Magnesium

Daylesford, Victoria – a place with abundant mineral springs, some high in Magnesium

I’m on an electrolyte role! Today, Magnesium – important both physiologically and pharmacologically.

The therapeutic benefits of Magnesium have been known for at least 400 years, when Epsom Salts (MgSO4) were first discovered to have a laxative effect!

Miller’s Anaesthesia Ch59 is an excellent resource on electrolytes.

BT_PO1.72 Describe the function, distribution and physiological importance of sodium, potassium, magnesium, calcium and phosphate ions

BT_PO 1.57 Describe the pharmacology of antiarrhythmic agents and their clinical applications including magnesium (and lots more)

SS_OB1.12 Describe the pharmacology of agents used for the treatment of pre-eclampsia including magnesium, hydralazine and labetolol

Magnesium is largely an extracellular ion T/F

Magnesium acts as a physiological calcium antagonist T/F

Magnesium is a co-factor for the production of ATP during oxidative phosphorylation T/F

Hypermagnesaemia predisposes patients to Torsades de Pointes T/F

A Mg2+ ion blocks the open NMDA receptor channel at normal RMP preventing ion flux T/F

Magnesium causes smooth muscle relaxation throughout the body T/F

Magnesium has class I and class IV anti-arrhythmic effects T/F

BT_PO 1.60 : Digoxin

Describe the pharmacology of drugs used to manage acute or chronic cardiac failure, including: sympathomimetics, phosphodiesterase inhibitors, digoxin, diuretics, ACE inhibitors, nitrates and beta blockers

 

A guest post from an ex PEX chair :

Agatha Christie knew a lot about poisoning, probably as a result of working with a pathologist.  (https://bookshop.theguardian.com/catalog/product/view/id/323440/).  After reading this book, you would have to be brave to go into an English garden.
   
One of her garden poisons was foxglove, which made me think of digoxin.   As did the recent death of Miles Vaughan Williams, who classified anti arrhythmics.   So often we see digoxin toxicity in clinical practice.     An old drug, but one that continues to be used, and is loved by examiners because it allows for candidates to demonstrate  an understanding of many different facets of pharmacology.    

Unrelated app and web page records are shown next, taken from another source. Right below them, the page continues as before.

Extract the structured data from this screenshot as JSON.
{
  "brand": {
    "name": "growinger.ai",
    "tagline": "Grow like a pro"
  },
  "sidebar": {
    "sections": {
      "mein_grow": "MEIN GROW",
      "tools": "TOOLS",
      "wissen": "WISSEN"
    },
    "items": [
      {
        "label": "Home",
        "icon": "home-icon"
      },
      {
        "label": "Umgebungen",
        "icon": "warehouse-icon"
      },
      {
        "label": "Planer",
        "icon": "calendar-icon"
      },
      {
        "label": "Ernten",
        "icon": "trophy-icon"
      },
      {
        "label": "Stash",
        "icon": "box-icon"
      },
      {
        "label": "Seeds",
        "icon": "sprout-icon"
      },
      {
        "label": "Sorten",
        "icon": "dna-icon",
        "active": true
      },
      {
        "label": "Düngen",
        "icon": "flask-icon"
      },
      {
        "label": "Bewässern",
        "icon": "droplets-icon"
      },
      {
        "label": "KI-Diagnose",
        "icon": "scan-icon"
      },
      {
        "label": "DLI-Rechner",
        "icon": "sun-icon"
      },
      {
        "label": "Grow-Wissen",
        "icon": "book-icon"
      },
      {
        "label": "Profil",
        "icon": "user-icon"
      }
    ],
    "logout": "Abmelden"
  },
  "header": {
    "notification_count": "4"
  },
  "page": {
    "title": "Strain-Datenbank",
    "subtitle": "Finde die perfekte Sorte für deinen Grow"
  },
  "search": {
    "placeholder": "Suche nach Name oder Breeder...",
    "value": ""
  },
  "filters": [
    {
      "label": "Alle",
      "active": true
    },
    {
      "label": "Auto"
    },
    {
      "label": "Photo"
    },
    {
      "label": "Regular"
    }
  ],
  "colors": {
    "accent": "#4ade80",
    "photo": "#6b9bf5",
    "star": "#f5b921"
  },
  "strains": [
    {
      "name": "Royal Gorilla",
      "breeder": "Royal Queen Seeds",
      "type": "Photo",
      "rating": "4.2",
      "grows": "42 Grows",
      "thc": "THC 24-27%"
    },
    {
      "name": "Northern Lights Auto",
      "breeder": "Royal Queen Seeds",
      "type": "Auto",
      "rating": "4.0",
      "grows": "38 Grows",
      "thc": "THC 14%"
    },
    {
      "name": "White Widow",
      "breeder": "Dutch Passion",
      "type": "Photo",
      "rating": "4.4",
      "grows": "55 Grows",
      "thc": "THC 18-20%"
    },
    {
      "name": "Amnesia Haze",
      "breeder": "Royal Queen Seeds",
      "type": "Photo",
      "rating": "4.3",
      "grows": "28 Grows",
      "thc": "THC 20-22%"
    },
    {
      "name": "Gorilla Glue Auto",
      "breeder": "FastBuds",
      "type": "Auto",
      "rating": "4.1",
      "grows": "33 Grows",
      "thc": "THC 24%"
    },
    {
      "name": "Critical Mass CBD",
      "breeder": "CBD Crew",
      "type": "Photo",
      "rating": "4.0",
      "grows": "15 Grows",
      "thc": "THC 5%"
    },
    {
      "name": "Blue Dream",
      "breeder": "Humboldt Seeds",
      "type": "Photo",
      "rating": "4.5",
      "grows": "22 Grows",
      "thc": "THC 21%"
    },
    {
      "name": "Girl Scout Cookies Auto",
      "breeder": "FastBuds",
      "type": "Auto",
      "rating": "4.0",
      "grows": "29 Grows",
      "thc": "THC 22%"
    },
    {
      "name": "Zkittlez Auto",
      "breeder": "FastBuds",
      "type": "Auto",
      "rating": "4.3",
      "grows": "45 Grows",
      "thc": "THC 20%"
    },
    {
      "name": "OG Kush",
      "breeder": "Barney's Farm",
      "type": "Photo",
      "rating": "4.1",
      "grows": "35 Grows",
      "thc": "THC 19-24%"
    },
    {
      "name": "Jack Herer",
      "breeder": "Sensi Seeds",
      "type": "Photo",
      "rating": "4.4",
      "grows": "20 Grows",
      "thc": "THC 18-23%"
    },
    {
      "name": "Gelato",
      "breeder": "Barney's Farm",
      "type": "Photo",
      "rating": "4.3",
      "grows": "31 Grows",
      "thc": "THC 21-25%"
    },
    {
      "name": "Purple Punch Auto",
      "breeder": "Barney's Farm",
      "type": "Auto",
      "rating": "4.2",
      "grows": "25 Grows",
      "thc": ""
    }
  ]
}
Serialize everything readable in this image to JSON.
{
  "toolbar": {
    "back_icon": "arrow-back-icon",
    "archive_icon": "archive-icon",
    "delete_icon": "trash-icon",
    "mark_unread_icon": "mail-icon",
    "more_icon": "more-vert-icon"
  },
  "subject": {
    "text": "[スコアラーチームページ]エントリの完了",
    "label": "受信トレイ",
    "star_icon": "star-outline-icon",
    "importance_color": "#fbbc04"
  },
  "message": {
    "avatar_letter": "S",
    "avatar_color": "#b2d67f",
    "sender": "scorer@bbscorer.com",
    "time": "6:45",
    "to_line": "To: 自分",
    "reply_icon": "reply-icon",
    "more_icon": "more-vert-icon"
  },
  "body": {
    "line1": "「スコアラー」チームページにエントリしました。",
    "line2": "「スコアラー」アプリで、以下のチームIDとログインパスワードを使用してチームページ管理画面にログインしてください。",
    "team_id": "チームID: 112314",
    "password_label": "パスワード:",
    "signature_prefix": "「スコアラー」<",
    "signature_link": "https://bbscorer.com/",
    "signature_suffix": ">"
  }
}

TRUE/FALSE  Digoxin is highly protein bound, hence the introduction of another highly protein bound drug is likely to precipitate toxicity

TRUE/FALSE  Digoxin is primarily excreted renally, and frequently patients who are prescribed digoxin may have borderline or impaired renal function which may precipitate toxicity

TRUE/FALSE  Overdosage of digoxin may be treated using Digibind (R)  which is an example of an immunoglobulin which binds to digoxin to cease its therapeutic effect

TRUE/FALSE  Hypokalaemia is frequently seen in digoxin toxicity, reflecting digoxin’s inhibition of the Na/Ca pump

TRUE/FALSE  The bioavailability of digoxin is reasonably high (approx 70%) allowing for oral loading doses to be only slightly slower in reaching therapeutic effects compared with intravenous loading doses